### YOUR INSTRUCTIONS
Each entry that follows should be given again word for word; please leave out its pictures.

Start of TASK MATERIAL

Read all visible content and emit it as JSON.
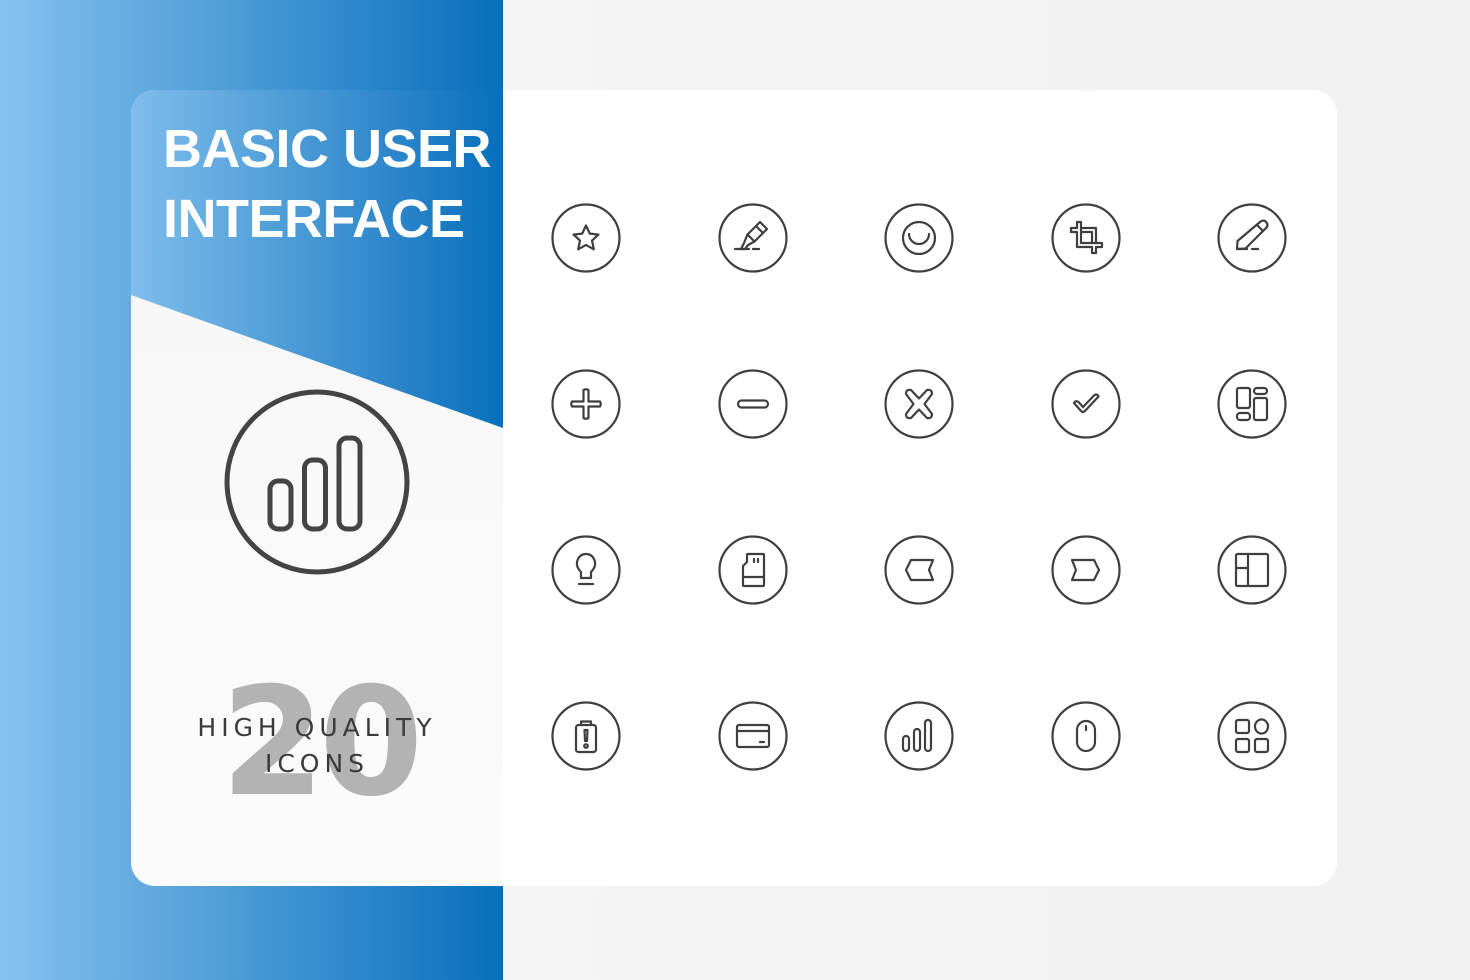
{
  "banner": {
    "title_line1": "BASIC USER",
    "title_line2": "INTERFACE",
    "hero_icon": "signal-bars-icon",
    "count": "20",
    "subtitle_line1": "HIGH QUALITY",
    "subtitle_line2": "ICONS"
  },
  "colors": {
    "blue_dark": "#0670bb",
    "blue_light": "#86c1ef",
    "icon_stroke": "#3f3f3f",
    "count_grey": "#b3b3b3",
    "background": "#f2f2f2",
    "card": "#ffffff"
  },
  "icons": [
    {
      "name": "star-icon"
    },
    {
      "name": "highlighter-icon"
    },
    {
      "name": "smile-circle-icon"
    },
    {
      "name": "crop-icon"
    },
    {
      "name": "pencil-icon"
    },
    {
      "name": "plus-icon"
    },
    {
      "name": "minus-icon"
    },
    {
      "name": "close-icon"
    },
    {
      "name": "check-icon"
    },
    {
      "name": "dashboard-layout-icon"
    },
    {
      "name": "lightbulb-icon"
    },
    {
      "name": "sd-card-icon"
    },
    {
      "name": "arrow-left-tag-icon"
    },
    {
      "name": "arrow-right-tag-icon"
    },
    {
      "name": "layout-panels-icon"
    },
    {
      "name": "battery-alert-icon"
    },
    {
      "name": "credit-card-icon"
    },
    {
      "name": "signal-bars-icon"
    },
    {
      "name": "mouse-icon"
    },
    {
      "name": "apps-grid-icon"
    }
  ]
}
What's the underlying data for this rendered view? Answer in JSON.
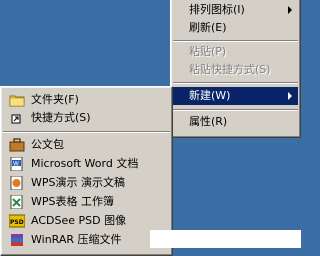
{
  "context_menu": {
    "items": [
      {
        "label": "排列图标(I)",
        "submenu": true,
        "disabled": false
      },
      {
        "label": "刷新(E)",
        "submenu": false,
        "disabled": false
      },
      {
        "label": "粘贴(P)",
        "submenu": false,
        "disabled": true
      },
      {
        "label": "粘贴快捷方式(S)",
        "submenu": false,
        "disabled": true
      },
      {
        "label": "新建(W)",
        "submenu": true,
        "disabled": false,
        "highlighted": true
      },
      {
        "label": "属性(R)",
        "submenu": false,
        "disabled": false
      }
    ]
  },
  "new_submenu": {
    "items": [
      {
        "label": "文件夹(F)",
        "icon": "folder-icon"
      },
      {
        "label": "快捷方式(S)",
        "icon": "shortcut-icon"
      },
      {
        "label": "公文包",
        "icon": "briefcase-icon"
      },
      {
        "label": "Microsoft Word 文档",
        "icon": "word-document-icon"
      },
      {
        "label": "WPS演示 演示文稿",
        "icon": "wps-presentation-icon"
      },
      {
        "label": "WPS表格 工作簿",
        "icon": "wps-spreadsheet-icon"
      },
      {
        "label": "ACDSee PSD 图像",
        "icon": "psd-image-icon"
      },
      {
        "label": "WinRAR 压缩文件",
        "icon": "winrar-archive-icon"
      }
    ]
  },
  "colors": {
    "desktop": "#3a6ea5",
    "menu": "#d4d0c8",
    "highlight": "#0a246a"
  }
}
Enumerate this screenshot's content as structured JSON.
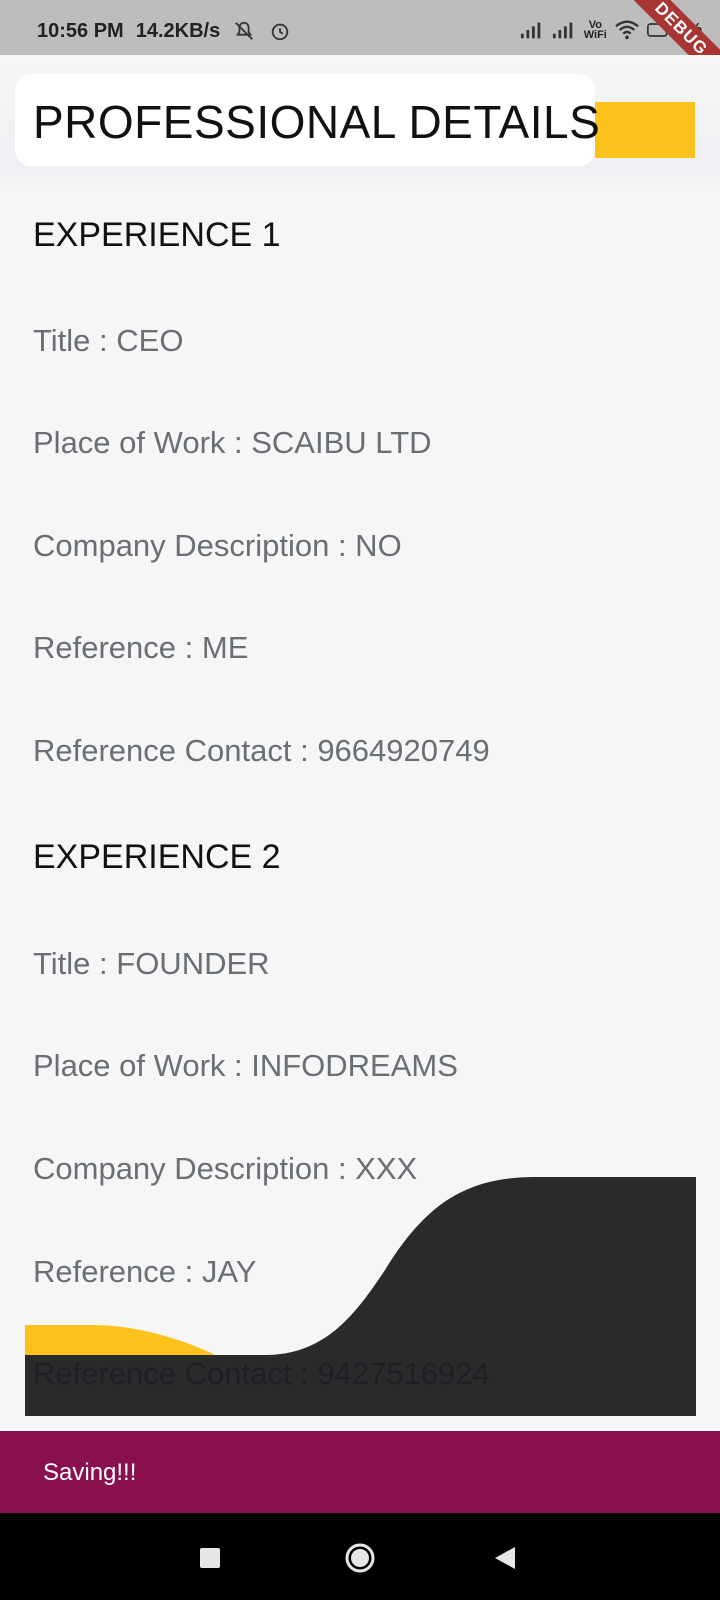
{
  "status_bar": {
    "time": "10:56 PM",
    "speed": "14.2KB/s",
    "icons": [
      "mute-icon",
      "alarm-icon",
      "signal-icon",
      "signal-icon",
      "vowifi-icon",
      "wifi-icon",
      "battery-icon"
    ],
    "vowifi_top": "Vo",
    "vowifi_bottom": "WiFi",
    "battery": "3%"
  },
  "debug_banner": "DEBUG",
  "header": {
    "title": "PROFESSIONAL DETAILS"
  },
  "experiences": [
    {
      "heading": "EXPERIENCE 1",
      "title": "Title : CEO",
      "place": "Place of Work : SCAIBU LTD",
      "description": "Company Description : NO",
      "reference": "Reference : ME",
      "contact": "Reference Contact : 9664920749"
    },
    {
      "heading": "EXPERIENCE 2",
      "title": "Title : FOUNDER",
      "place": "Place of Work : INFODREAMS",
      "description": "Company Description : XXX",
      "reference": "Reference : JAY",
      "contact": "Reference Contact : 9427516924"
    }
  ],
  "snackbar": {
    "message": "Saving!!!"
  },
  "colors": {
    "accent_yellow": "#fcc21b",
    "wave_dark": "#2a2a2a",
    "snackbar_bg": "#8a0f4f",
    "text_muted": "#6a6f76"
  },
  "nav_bar": {
    "icons": [
      "recents-icon",
      "home-icon",
      "back-icon"
    ]
  }
}
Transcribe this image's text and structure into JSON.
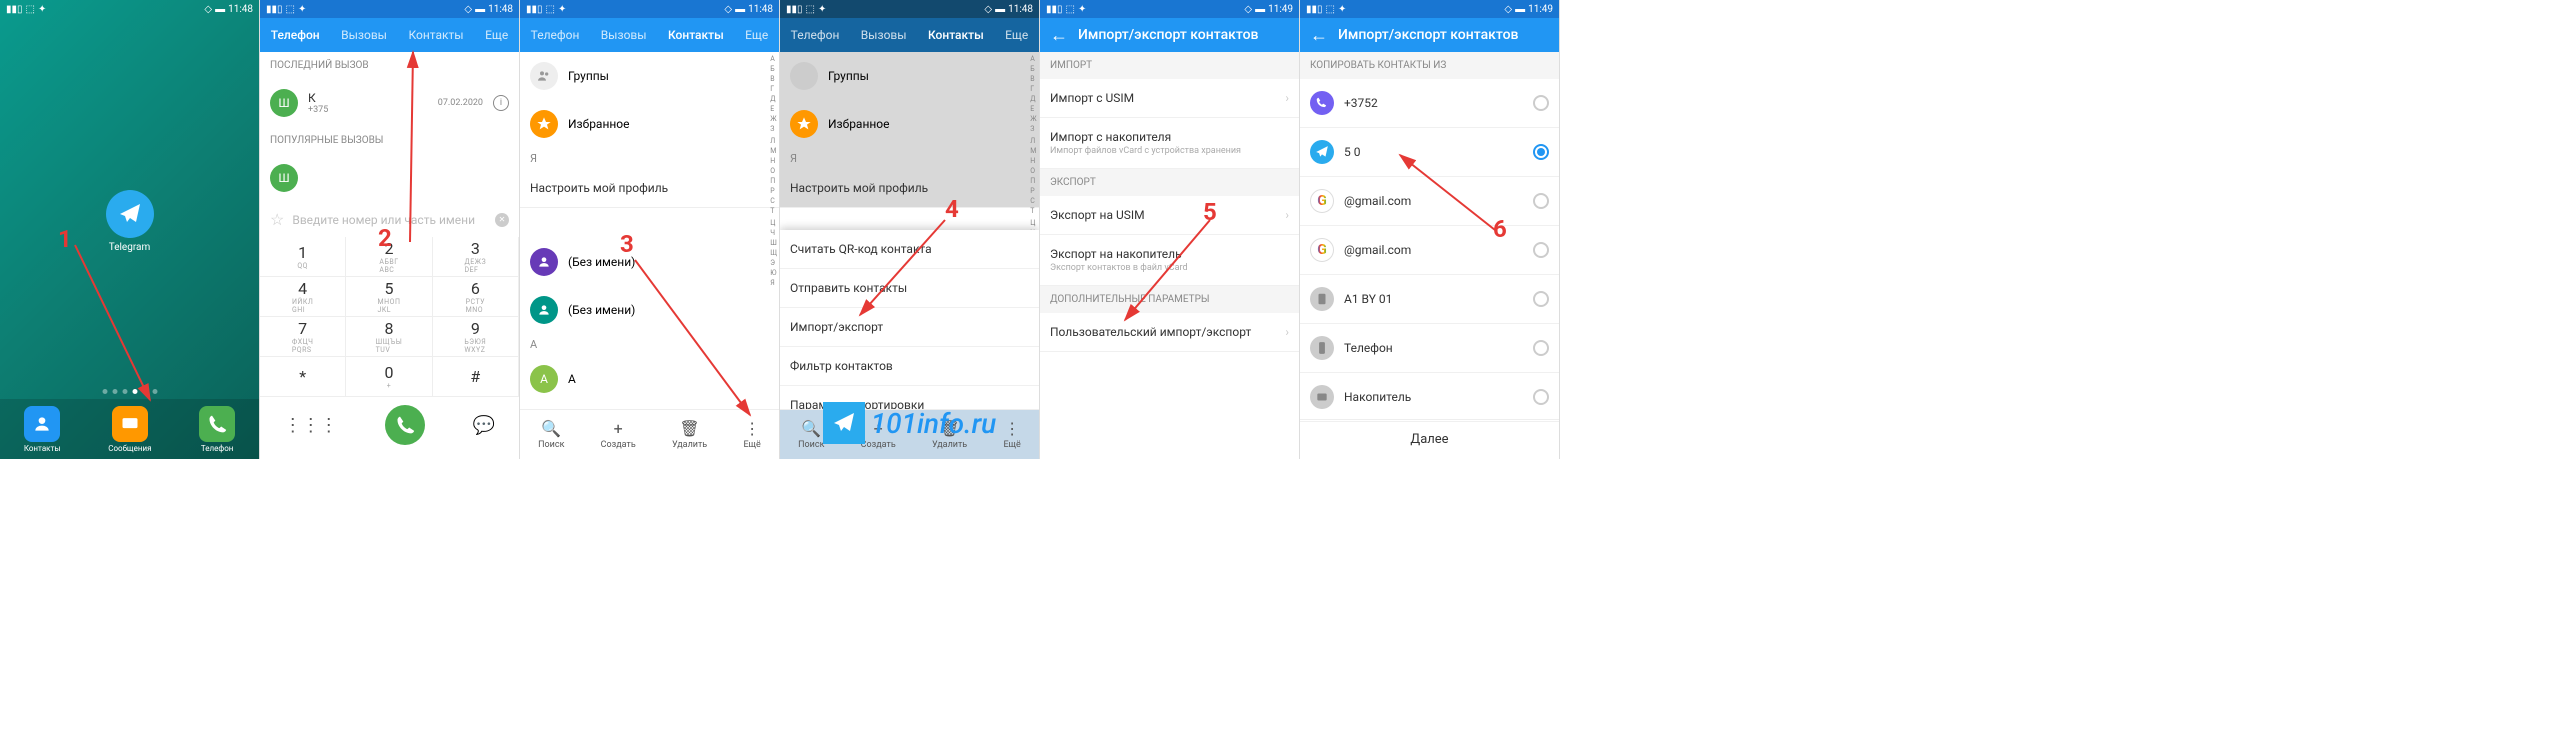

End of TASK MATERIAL

### THE COMPLETED TASK
Read all visible content and emit it as JSON.
{
  "banner": {
    "title_line1": "BASIC USER",
    "title_line2": "INTERFACE",
    "hero_icon": "signal-bars-icon",
    "count": "20",
    "subtitle_line1": "HIGH QUALITY",
    "subtitle_line2": "ICONS"
  },
  "colors": {
    "blue_dark": "#0670bb",
    "blue_light": "#86c1ef",
    "icon_stroke": "#3f3f3f",
    "count_grey": "#b3b3b3",
    "background": "#f2f2f2",
    "card": "#ffffff"
  },
  "icons": [
    {
      "name": "star-icon"
    },
    {
      "name": "highlighter-icon"
    },
    {
      "name": "smile-circle-icon"
    },
    {
      "name": "crop-icon"
    },
    {
      "name": "pencil-icon"
    },
    {
      "name": "plus-icon"
    },
    {
      "name": "minus-icon"
    },
    {
      "name": "close-icon"
    },
    {
      "name": "check-icon"
    },
    {
      "name": "dashboard-layout-icon"
    },
    {
      "name": "lightbulb-icon"
    },
    {
      "name": "sd-card-icon"
    },
    {
      "name": "arrow-left-tag-icon"
    },
    {
      "name": "arrow-right-tag-icon"
    },
    {
      "name": "layout-panels-icon"
    },
    {
      "name": "battery-alert-icon"
    },
    {
      "name": "credit-card-icon"
    },
    {
      "name": "signal-bars-icon"
    },
    {
      "name": "mouse-icon"
    },
    {
      "name": "apps-grid-icon"
    }
  ]
}
What's the underlying data for this rendered view? Answer in JSON.
{
  "context_menu": {
    "items": [
      {
        "label": "排列图标(I)",
        "submenu": true,
        "disabled": false
      },
      {
        "label": "刷新(E)",
        "submenu": false,
        "disabled": false
      },
      {
        "label": "粘贴(P)",
        "submenu": false,
        "disabled": true
      },
      {
        "label": "粘贴快捷方式(S)",
        "submenu": false,
        "disabled": true
      },
      {
        "label": "新建(W)",
        "submenu": true,
        "disabled": false,
        "highlighted": true
      },
      {
        "label": "属性(R)",
        "submenu": false,
        "disabled": false
      }
    ]
  },
  "new_submenu": {
    "items": [
      {
        "label": "文件夹(F)",
        "icon": "folder-icon"
      },
      {
        "label": "快捷方式(S)",
        "icon": "shortcut-icon"
      },
      {
        "label": "公文包",
        "icon": "briefcase-icon"
      },
      {
        "label": "Microsoft Word 文档",
        "icon": "word-document-icon"
      },
      {
        "label": "WPS演示 演示文稿",
        "icon": "wps-presentation-icon"
      },
      {
        "label": "WPS表格 工作簿",
        "icon": "wps-spreadsheet-icon"
      },
      {
        "label": "ACDSee PSD 图像",
        "icon": "psd-image-icon"
      },
      {
        "label": "WinRAR 压缩文件",
        "icon": "winrar-archive-icon"
      }
    ]
  },
  "colors": {
    "desktop": "#3a6ea5",
    "menu": "#d4d0c8",
    "highlight": "#0a246a"
  }
}
Enumerate this screenshot's content as structured JSON.
{
  "status_bar": {
    "time": "10:56 PM",
    "speed": "14.2KB/s",
    "icons": [
      "mute-icon",
      "alarm-icon",
      "signal-icon",
      "signal-icon",
      "vowifi-icon",
      "wifi-icon",
      "battery-icon"
    ],
    "vowifi_top": "Vo",
    "vowifi_bottom": "WiFi",
    "battery": "3%"
  },
  "debug_banner": "DEBUG",
  "header": {
    "title": "PROFESSIONAL DETAILS"
  },
  "experiences": [
    {
      "heading": "EXPERIENCE 1",
      "title": "Title : CEO",
      "place": "Place of Work : SCAIBU LTD",
      "description": "Company Description : NO",
      "reference": "Reference : ME",
      "contact": "Reference Contact : 9664920749"
    },
    {
      "heading": "EXPERIENCE 2",
      "title": "Title : FOUNDER",
      "place": "Place of Work : INFODREAMS",
      "description": "Company Description : XXX",
      "reference": "Reference : JAY",
      "contact": "Reference Contact : 9427516924"
    }
  ],
  "snackbar": {
    "message": "Saving!!!"
  },
  "colors": {
    "accent_yellow": "#fcc21b",
    "wave_dark": "#2a2a2a",
    "snackbar_bg": "#8a0f4f",
    "text_muted": "#6a6f76"
  },
  "nav_bar": {
    "icons": [
      "recents-icon",
      "home-icon",
      "back-icon"
    ]
  }
}
Transcribe this image's text and structure into JSON.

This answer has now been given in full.